**Your goal**
Please tally the lines in the data below that include the string "icon", and reply with only the total.

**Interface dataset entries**
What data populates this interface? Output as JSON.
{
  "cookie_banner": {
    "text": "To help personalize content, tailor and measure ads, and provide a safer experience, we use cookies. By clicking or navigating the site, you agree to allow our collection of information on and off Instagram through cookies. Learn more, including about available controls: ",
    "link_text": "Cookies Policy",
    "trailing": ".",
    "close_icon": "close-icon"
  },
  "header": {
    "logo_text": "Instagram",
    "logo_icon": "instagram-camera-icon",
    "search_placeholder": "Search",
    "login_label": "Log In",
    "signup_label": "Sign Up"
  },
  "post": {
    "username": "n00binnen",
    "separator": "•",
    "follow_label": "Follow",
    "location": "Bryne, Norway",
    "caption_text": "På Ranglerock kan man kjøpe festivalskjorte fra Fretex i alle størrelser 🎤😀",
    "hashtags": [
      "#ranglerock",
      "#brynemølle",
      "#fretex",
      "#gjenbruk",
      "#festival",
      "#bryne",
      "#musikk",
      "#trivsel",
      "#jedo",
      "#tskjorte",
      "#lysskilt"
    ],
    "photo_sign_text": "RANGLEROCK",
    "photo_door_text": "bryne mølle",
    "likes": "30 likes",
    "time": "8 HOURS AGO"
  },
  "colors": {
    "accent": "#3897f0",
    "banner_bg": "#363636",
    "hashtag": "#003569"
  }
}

**Result below**
2